Wednesday, August 26, 2015

Preparing for a trip to the Vet Office

We would love to see every pet happy when they arrive and leave! (Image Source)

While some pets may love a trip to the veterinary office, it is no secret that most of our patients are less than excited when it comes time for an examination.

Consider withholding their meal prior to a visit, this will make treats more rewarding! (Image Source)
First we will look at routine visits. This would be for puppy vaccines, and annual exams. One trick that may make the visit (and car ride if your pet gets car sick) a little easier is to withhold food the morning of the visit. This can help make treats we give in clinic much more rewarding and give your pet something to look forward to at the office. They can be rewarded for getting on the scale, for standing during the exam and accepting petting from staff members. If your pet is on a specific diet or has a sensitive stomach, you could bring that with you and use that instead of treats. If your pet is just too nervous for treats, there may be something else that motivates them, like a favorite toy or a special place they liked to be touched. Make sure you let the staff know what your pet likes best! 

If it is your first visit to the veterinary office, be sure to bring past records! (Image Source)
If it is your first visit to the veterinary clinic, make sure you have any previous records or vaccinations your pet may have received so that can be put on file. Bringing these to the appointment or before the appointment will help streamline the process and make sure your pet isn't waiting around and increasing his or her anxiety level. Pets are also very aware of our stress level so if we act stressed they will start to pick up on this and respond. If you can remain calm and not show any tension this may help your pet as well. 

If you leave the carrier out all the time, cats are less likely to be afraid of it. (Image Source)
Whenever possible with cats, it is best to have the carrier out all the time. It is best if the carrier doesn't just come out for veterinary visits. Cats are smart, and when they see the carrier, many times they will run, but if it is out all of the time, they have no reason to fear it. 

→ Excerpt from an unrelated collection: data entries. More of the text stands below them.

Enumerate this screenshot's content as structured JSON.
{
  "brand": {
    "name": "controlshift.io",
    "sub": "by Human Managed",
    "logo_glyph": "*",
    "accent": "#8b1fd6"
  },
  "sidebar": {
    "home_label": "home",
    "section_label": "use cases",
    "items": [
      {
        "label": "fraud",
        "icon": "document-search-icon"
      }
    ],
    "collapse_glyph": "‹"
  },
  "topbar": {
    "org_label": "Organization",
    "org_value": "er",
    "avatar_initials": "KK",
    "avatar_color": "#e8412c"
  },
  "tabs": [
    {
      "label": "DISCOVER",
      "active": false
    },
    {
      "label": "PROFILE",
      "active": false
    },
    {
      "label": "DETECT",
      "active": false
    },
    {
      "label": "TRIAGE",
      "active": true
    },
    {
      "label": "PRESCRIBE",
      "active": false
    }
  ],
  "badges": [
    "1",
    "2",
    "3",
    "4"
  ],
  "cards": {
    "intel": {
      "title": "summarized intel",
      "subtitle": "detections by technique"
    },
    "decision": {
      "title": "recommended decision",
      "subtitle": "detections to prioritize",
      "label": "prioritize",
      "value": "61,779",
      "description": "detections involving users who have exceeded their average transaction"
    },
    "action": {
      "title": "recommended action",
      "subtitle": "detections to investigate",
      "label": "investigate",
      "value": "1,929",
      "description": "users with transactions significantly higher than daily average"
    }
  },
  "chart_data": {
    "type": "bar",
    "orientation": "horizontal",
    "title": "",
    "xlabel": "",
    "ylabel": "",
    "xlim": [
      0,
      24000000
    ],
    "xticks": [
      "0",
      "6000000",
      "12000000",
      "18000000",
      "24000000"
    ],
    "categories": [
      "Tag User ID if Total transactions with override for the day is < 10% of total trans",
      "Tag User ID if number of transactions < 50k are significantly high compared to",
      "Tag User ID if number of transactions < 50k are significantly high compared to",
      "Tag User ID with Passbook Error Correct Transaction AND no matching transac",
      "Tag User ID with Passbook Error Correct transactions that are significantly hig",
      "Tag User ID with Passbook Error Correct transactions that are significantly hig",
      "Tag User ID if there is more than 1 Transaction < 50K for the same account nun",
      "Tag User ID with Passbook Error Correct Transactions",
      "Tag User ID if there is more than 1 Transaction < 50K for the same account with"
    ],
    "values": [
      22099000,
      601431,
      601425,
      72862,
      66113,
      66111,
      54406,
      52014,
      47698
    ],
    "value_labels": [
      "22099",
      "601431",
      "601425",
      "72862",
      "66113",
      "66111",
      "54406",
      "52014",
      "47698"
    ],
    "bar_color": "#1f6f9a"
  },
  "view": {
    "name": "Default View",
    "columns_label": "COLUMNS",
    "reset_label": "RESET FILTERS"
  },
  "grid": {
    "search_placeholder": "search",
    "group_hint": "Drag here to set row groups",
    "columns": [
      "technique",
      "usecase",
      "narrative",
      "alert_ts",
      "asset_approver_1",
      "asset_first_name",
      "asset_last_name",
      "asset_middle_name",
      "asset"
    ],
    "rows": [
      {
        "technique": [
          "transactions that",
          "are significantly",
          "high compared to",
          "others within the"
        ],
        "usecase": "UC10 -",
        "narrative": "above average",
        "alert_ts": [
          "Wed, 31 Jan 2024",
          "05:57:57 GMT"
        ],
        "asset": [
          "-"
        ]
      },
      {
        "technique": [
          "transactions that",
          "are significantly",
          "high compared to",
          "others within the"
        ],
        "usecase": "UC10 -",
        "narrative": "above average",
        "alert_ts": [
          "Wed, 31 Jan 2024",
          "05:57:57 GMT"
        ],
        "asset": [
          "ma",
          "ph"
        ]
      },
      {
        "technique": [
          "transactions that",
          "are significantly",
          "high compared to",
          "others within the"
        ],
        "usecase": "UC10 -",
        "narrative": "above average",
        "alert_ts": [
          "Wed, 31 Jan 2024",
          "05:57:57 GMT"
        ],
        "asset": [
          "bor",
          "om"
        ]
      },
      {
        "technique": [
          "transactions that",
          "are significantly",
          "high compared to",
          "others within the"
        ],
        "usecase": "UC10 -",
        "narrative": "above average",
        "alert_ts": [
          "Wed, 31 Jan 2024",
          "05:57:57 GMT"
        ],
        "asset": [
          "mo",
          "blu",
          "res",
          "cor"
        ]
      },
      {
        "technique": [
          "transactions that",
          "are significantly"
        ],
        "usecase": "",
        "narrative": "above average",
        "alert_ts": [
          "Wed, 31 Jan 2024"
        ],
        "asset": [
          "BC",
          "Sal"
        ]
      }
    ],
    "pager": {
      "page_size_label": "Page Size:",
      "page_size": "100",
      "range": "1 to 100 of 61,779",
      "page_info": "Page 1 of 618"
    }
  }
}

Consider a happy visit, where your pet comes in just to get treats and attention then leaves! (Image Source)
If you pet truly hates trips to the veterinary office, consider stopping by for happy visits. Again withholding food can help make it a more rewarding time. They can stop by for the staff and doctors to give them treats and pet them and then they leave. Repeating this frequently can help decrease their anxiety over time and make future visits less stressful. You can also work with your veterinarian to see if pheromones or mild sedatives may be necessary to help extremely anxious pets, so they do not harm themselves or others. 

Bringing your pet to the vet when they are sick isn't always fun but it can help them feel better more quickly (Image Source)
Sometimes our pets get sick, and preparing for a visit like this is a little different than preparing for a routine vaccination visit. When your pet is sick, make sure you have any pertinent history that can help pin point the symptoms and hopefully help us to determine appropriate diagnostic tests. It is also helpful if we know what medications or supplements your pet is on and if anything has changed recently. Make sure whoever brings your pet in has the ability to make financial decisions OR can reach someone that can make decisions regarding treatment. Without approval for testing it can be difficult for us to help your pet. 

Be sure to write your questions down ahead of time so we make sure they get answered! (Image Source)
Another helpful tip for ANY veterinary visit is to write down questions ahead of time so you make sure you leave with all the answers. You can always call back later, but if you have the questions written down or stored on your phone it can help get you answers during your visit. 
Your pet may not feel like this after every visit, but we can make small steps over time to make each visit more pleasant. (Image Source)
 While your pet may never LOVE coming to the veterinary office, there are definitely ways we can make it less stressful and hopefully more enjoyable with each visit.